Google has reportedly pulled several ads for “stalkerware” apps that apparently allow users to spy on spouses’ phones.
The search giant already bans advertising apps designed to surveil spouses — which critics say violate privacy and enable domestic abuse — but five companies were still placing ads for stalkerware through Google last week, TechCrunch reported.
After the outlet asked Google for comment, the tech giant said it immediately banned the ads.
Stalkerware apps — which let customers secretly track other users’ locations, read their texts and monitor their calls, among other invasive features — occupy a gray area within Google’s advertising rules.
Google bans advertising apps used for “intimate partner surveillance” — but lets companies advertise so-called stalkerware apps if they are “designed for parents to track or monitor their underage children” or used for “private investigation services.”

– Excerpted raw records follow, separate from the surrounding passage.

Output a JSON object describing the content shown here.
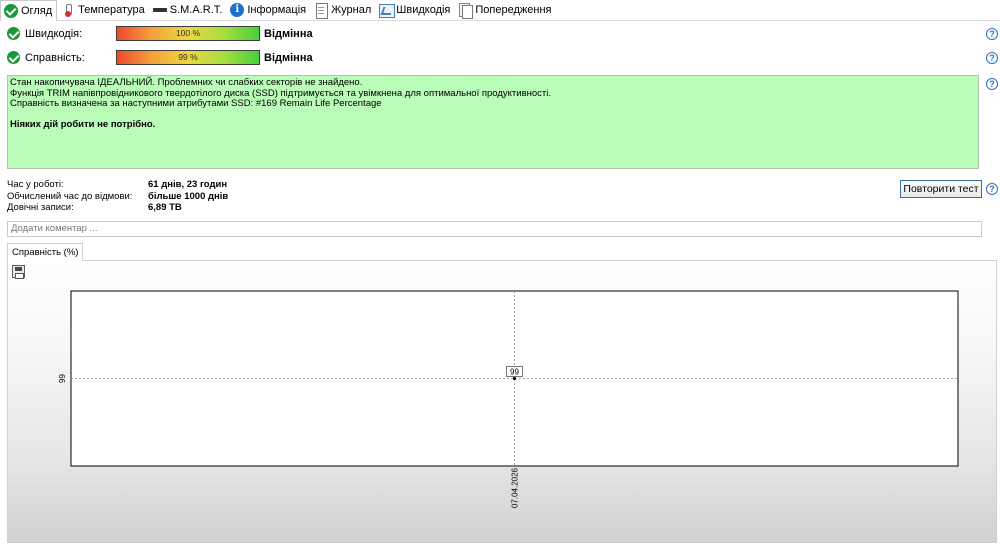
{
  "tabs": [
    {
      "label": "Огляд",
      "icon": "check-circle-icon",
      "active": true
    },
    {
      "label": "Температура",
      "icon": "thermometer-icon"
    },
    {
      "label": "S.M.A.R.T.",
      "icon": "drive-icon"
    },
    {
      "label": "Інформація",
      "icon": "info-icon"
    },
    {
      "label": "Журнал",
      "icon": "document-icon"
    },
    {
      "label": "Швидкодія",
      "icon": "chart-icon"
    },
    {
      "label": "Попередження",
      "icon": "documents-icon"
    }
  ],
  "performance": {
    "label": "Швидкодія:",
    "value": "100 %",
    "fraction": 1.0,
    "verdict": "Відмінна"
  },
  "health": {
    "label": "Справність:",
    "value": "99 %",
    "fraction": 0.99,
    "verdict": "Відмінна"
  },
  "status_lines": [
    "Стан накопичувача ІДЕАЛЬНИЙ. Проблемних чи слабких секторів не знайдено.",
    "Функція TRIM напівпровідникового твердотілого диска (SSD) підтримується та увімкнена для оптимальної продуктивності.",
    "Справність визначена за наступними атрибутами SSD:  #169 Remain Life Percentage"
  ],
  "status_action": "Ніяких дій робити не потрібно.",
  "status_color": "#b9fdb9",
  "info": {
    "uptime_label": "Час у роботі:",
    "uptime_value": "61 днів, 23 годин",
    "ttf_label": "Обчислений час до відмови:",
    "ttf_value": "більше 1000 днів",
    "writes_label": "Довічні записи:",
    "writes_value": "6,89 ТВ"
  },
  "retest_button": "Повторити тест",
  "comment_placeholder": "Додати коментар ...",
  "help_symbol": "?",
  "chart_tab": "Справність (%)",
  "chart_data": {
    "type": "scatter",
    "title": "",
    "xlabel": "",
    "ylabel": "",
    "x": [
      "07.04.2026"
    ],
    "y": [
      99
    ],
    "y_tick_labels": [
      "99"
    ],
    "x_tick_labels": [
      "07.04.2026"
    ],
    "data_labels": [
      "99"
    ],
    "grid": "dashed crosshair",
    "legend": "none"
  }
}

Since private investigation services are sometimes used to catch cheating romantic partners, it’s unclear where Google draws the line when deciding whether to ban an ad.
In a statement to The Post, a Google spokesperson said: “We do not allow ads promoting spyware for partner surveillance. We immediately removed the ads that violated this policy and will continue to track emerging behaviors to prevent bad actors from trying to evade our detection systems.”
One stalkerware company called mSpy placed a Google advertisement promising to let customers spy on “your kids, husband or wife, grandma or grandpa,” according to TechCrunch.
Another app, called ClevGuard, promised to “dispel any doubts in a relationship,” the outlet reported.
A third company, called PhoneSpector, allegedly said its product would “catch a cheater.”
Stalkerware apps are more pervasive on Android devices but can also be installed on iPhones and iPads, experts say.